* WORK TO BE COMPLETED *
Using the listing below, report all lines holding the word "Singapore".

--- EXTRACTED RECORDS Enclosed Below ---

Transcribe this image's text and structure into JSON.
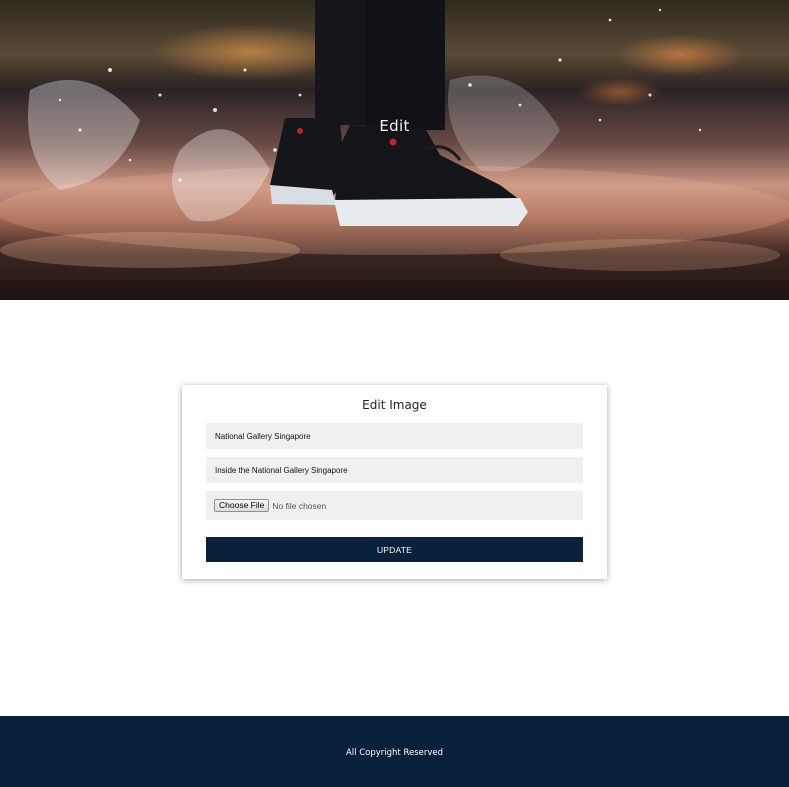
{
  "hero": {
    "title": "Edit",
    "image_subject": "sneakers-splashing-in-puddle"
  },
  "form": {
    "heading": "Edit Image",
    "name_value": "National Gallery Singapore",
    "description_value": "Inside the National Gallery Singapore",
    "file_button_label": "Choose File",
    "file_status": "No file chosen",
    "submit_label": "UPDATE"
  },
  "footer": {
    "text": "All Copyright Reserved"
  },
  "colors": {
    "primary_navy": "#0a213b",
    "field_background": "#f0f0f0"
  }
}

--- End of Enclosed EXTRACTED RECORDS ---

* TASK OUTPUT *
    "name_value": "National Gallery Singapore",
    "description_value": "Inside the National Gallery Singapore",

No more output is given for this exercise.